Common Eye Conditions
Glaucoma is the second leading cause of blindness in the world, behind only cataracts. However, glaucoma is the leading cause of irreversible blindness and visual impairment in the United States and around the world.
Glaucoma can affect patients of all ages, many of whom do not experience any symptoms and may not be aware that they have the disease. A simple, painless eye exam can detect the disease. With early detection and treatment, glaucoma can usually be controlled and blindness prevented.
Glaucoma actually refers to a group of diseases that cause damage to the optic nerve as a result of increased pressure within the eye, but can also be caused by a severe eye infection, injury, blocked blood vessels or inflammatory conditions of the eye.
There are two main types of glaucoma: open-angle and angle-closure. Open-angle glaucoma is the most common type of glaucoma and involves fluid in the eye not draining properly. Angle-closure glaucoma involves a sudden buildup of pressure in the eye and poor drainage because the angle between the iris and the cornea is too narrow.
Many patients do not experience any symptoms during the early stages of glaucoma, including no pain and no vision loss. This makes it difficult for many patients to know if they have the disease. But as glaucoma progresses, patients may experience a loss of peripheral or side vision, along with sudden eye pain, headache, blurred vision or the appearance of halos around lights.
While some patients may experience symptoms from glaucoma as the disease progresses, others do not learn they have the condition until they undergo a routine eye exam. There are several different exams performed to diagnose glaucoma, including a visual field and visual acuity test. These tests measure peripheral vision and how well patients can see at various distances. Other tests will also be performed, such as tonometry to measure the pressure inside the eye and pachymetry to measure the thickness of the cornea.
Treatment for Glaucoma
Once glaucoma has been diagnosed, treatment should begin as soon as possible to help minimize the risk of permanent vision loss. There is no cure for glaucoma, so treatment focuses on relieving symptoms and preventing further damage from occurring. Most cases of glaucoma can be treated with eye drops, laser or microsurgery. The best treatment for your individual case depends on the type and severity of the disease, and can be discussed with your doctor.
Eye drops are used to reduce fluid production in the front of the eye or to help drain excess fluid. Laser surgery for glaucoma aims to increase the outflow of fluid from the eye or eliminate fluid blockages through laser trabeculoplasty, iridotomy or cyclophotocoagulation.

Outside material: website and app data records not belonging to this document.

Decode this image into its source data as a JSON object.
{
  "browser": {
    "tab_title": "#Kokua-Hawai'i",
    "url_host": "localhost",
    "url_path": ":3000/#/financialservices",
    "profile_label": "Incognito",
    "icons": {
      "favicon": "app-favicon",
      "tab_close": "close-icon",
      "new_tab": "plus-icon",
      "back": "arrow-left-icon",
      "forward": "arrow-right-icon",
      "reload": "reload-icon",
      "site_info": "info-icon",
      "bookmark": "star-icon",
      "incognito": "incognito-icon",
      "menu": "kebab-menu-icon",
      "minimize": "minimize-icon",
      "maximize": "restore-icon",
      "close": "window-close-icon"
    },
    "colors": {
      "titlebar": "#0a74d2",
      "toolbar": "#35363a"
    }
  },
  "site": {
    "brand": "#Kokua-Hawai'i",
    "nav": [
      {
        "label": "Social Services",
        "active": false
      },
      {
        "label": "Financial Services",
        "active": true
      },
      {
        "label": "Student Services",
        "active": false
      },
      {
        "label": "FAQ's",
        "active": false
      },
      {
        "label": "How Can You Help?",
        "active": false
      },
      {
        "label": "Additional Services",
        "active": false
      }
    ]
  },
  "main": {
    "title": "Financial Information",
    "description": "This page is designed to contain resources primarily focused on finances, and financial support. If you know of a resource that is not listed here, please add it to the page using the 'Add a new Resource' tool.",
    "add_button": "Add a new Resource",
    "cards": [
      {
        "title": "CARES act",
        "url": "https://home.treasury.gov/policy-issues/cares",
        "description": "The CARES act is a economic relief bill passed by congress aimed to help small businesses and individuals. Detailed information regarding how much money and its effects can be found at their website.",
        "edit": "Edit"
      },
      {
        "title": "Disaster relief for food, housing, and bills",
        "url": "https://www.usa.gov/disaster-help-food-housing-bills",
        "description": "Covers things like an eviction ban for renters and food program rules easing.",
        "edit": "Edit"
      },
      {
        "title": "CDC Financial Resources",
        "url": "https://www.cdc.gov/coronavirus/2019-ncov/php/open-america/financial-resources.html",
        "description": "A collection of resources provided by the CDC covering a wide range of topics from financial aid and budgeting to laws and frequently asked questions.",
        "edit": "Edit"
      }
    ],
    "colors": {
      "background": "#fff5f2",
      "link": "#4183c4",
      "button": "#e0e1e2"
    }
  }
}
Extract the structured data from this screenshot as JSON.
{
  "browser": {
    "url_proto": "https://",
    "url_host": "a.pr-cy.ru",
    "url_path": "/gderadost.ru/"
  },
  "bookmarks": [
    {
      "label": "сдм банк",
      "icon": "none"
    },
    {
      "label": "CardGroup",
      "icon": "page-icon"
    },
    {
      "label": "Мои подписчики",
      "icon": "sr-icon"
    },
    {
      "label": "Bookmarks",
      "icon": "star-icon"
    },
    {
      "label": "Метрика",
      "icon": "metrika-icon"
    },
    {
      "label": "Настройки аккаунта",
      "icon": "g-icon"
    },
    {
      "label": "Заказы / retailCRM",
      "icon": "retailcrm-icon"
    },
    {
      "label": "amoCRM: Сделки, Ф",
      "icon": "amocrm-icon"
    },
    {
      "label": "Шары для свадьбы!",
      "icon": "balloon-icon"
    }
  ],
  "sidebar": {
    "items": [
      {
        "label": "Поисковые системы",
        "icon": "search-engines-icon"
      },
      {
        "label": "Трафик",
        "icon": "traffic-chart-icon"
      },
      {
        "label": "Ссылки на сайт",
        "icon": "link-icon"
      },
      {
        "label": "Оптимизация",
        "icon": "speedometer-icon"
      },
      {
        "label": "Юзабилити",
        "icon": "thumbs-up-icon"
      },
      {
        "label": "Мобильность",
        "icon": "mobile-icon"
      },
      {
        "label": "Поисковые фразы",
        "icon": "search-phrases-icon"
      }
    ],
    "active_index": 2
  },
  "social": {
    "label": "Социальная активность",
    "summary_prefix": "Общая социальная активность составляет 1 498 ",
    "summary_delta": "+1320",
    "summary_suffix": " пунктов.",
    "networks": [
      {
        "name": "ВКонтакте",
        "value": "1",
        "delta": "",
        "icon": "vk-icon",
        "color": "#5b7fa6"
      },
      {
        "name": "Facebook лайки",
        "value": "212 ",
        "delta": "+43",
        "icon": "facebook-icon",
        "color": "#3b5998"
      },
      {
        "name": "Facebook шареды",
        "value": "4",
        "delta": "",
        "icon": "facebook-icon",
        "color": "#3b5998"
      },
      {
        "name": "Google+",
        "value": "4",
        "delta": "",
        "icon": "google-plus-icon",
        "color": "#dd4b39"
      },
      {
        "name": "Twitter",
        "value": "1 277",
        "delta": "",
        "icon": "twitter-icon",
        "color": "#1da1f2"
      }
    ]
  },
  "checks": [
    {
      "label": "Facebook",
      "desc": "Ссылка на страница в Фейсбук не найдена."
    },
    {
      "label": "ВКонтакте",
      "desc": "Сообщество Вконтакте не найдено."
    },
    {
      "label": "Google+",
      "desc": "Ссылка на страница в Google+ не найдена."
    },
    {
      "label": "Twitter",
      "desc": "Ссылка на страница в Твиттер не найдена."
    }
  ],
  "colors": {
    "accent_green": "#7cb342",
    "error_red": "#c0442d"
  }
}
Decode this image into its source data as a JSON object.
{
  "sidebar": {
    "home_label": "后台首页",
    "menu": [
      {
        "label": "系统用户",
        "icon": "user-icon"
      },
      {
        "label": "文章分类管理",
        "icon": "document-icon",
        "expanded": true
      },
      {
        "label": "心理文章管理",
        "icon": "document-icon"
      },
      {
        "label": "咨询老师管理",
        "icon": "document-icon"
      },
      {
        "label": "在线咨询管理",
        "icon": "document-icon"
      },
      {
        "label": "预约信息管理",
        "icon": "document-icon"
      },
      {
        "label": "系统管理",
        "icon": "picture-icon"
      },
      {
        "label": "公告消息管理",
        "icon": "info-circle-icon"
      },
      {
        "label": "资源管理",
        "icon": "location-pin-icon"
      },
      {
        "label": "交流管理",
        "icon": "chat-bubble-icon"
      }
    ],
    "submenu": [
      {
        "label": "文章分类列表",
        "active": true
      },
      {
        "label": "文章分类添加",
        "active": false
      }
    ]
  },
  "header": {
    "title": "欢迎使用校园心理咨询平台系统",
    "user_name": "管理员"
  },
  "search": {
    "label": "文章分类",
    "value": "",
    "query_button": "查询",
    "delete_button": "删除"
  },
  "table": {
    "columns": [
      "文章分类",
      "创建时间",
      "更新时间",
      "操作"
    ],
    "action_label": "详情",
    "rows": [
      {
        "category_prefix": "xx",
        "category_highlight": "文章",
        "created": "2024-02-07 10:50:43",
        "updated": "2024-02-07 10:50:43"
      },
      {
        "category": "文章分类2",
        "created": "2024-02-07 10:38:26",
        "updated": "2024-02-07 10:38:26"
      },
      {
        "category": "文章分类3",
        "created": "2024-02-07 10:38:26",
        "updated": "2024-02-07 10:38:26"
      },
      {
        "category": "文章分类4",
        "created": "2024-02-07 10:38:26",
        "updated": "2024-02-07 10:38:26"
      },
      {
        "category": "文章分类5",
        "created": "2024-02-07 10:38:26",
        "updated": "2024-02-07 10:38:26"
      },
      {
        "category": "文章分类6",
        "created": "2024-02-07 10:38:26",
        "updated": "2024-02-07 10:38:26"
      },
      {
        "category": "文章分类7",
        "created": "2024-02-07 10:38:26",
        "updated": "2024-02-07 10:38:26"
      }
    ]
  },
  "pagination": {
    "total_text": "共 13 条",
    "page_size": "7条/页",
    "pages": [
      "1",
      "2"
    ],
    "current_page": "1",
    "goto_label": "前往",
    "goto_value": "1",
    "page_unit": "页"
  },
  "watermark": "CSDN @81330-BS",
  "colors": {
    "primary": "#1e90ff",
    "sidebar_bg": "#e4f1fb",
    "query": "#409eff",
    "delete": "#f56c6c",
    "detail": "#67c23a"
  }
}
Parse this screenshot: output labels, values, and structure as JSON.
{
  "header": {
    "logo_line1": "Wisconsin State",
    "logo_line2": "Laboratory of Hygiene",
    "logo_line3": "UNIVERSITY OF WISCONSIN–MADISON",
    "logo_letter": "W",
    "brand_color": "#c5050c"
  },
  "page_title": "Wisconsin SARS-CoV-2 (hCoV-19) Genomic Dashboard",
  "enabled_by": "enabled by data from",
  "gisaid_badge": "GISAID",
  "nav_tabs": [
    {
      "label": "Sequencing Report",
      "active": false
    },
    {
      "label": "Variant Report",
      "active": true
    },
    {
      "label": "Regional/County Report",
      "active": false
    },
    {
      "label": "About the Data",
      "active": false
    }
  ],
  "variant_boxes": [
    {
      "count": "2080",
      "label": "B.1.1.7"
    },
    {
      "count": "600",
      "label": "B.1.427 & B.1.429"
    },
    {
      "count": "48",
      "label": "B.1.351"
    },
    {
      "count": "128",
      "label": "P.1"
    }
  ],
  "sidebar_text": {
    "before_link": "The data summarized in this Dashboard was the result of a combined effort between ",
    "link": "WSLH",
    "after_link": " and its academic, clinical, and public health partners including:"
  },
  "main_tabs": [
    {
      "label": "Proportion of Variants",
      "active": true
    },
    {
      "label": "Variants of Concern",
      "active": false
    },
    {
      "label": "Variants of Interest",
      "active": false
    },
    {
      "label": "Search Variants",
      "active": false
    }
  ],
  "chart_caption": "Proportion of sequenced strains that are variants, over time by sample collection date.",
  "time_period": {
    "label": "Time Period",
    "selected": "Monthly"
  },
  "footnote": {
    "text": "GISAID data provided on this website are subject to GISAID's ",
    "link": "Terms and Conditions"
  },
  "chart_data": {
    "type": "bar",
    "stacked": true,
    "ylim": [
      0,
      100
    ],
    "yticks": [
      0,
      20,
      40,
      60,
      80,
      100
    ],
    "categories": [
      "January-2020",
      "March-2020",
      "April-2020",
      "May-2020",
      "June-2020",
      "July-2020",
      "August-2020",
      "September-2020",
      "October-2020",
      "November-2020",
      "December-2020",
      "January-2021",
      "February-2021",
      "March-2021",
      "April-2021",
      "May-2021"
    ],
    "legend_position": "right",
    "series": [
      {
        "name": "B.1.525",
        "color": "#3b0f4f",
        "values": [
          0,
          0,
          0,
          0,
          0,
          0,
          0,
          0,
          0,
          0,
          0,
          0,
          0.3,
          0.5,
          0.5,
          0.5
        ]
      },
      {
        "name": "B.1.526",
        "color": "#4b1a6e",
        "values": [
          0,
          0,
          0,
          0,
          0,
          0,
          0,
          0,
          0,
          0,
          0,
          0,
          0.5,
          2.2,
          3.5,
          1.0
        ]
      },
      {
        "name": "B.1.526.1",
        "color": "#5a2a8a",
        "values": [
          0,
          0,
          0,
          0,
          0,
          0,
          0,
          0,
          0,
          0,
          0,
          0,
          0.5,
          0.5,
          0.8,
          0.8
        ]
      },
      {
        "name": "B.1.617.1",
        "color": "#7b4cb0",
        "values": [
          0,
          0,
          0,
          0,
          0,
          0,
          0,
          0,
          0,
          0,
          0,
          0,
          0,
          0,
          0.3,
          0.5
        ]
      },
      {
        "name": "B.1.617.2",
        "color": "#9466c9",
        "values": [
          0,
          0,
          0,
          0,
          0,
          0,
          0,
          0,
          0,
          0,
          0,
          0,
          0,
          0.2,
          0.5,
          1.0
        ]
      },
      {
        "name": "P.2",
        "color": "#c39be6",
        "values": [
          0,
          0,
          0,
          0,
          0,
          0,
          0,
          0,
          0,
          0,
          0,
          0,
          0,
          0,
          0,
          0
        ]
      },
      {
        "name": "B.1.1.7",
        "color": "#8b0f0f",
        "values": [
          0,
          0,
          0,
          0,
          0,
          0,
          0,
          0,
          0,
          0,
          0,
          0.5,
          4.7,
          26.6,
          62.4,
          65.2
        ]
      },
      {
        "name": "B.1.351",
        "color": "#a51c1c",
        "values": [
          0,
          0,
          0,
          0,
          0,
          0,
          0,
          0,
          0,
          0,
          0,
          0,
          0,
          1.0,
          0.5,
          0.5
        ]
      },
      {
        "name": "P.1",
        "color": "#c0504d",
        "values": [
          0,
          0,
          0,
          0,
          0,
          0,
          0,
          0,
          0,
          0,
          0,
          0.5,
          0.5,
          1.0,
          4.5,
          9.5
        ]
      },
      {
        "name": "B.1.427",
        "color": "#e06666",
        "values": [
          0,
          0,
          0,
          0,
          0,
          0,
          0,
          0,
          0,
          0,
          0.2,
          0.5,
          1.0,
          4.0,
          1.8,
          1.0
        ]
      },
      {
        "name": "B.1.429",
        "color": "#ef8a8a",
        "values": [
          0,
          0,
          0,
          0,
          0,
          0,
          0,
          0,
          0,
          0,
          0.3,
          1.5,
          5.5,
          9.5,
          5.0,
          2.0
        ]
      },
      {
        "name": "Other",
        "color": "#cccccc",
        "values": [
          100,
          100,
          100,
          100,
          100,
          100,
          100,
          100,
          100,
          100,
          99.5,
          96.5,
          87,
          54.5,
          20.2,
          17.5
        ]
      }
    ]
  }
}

Microsurgery involves a surgical procedure called a trabeculectomy, which creates a new channel to drain fluid from the eye and reduce the pressure that causes glaucoma. Surgery is often performed after medication and laser procedures have failed.
While there are no surefire ways to prevent glaucoma from developing, regular screenings and early detection are the best forms of protection against the harmful damage that the disease can cause. While anyone can develop glaucoma, some people are at a higher risk for developing disease. These people may include those who have/are:
- At least 45 years old without regular eye exams
- African American descent
- A family history of glaucoma
- Auto-immune disease
- History of migraine headaches
- History of low blood pressure
- Previous eye injury
- A thin cornea
- Regular, long-term use of cortisone/steroid products
At Eye Care Medical Group, we also employ OCT technology which can detect nerve damage years before visual field loss. Along with visual field testing, OCT testing should be performed once a year for patients who have, or who are at risk in developing glaucoma.
Patients should have a comprehensive dilated eye exam once every year, especially if they have a higher risk of developing glaucoma. Older patients may be encouraged to be tested more frequently.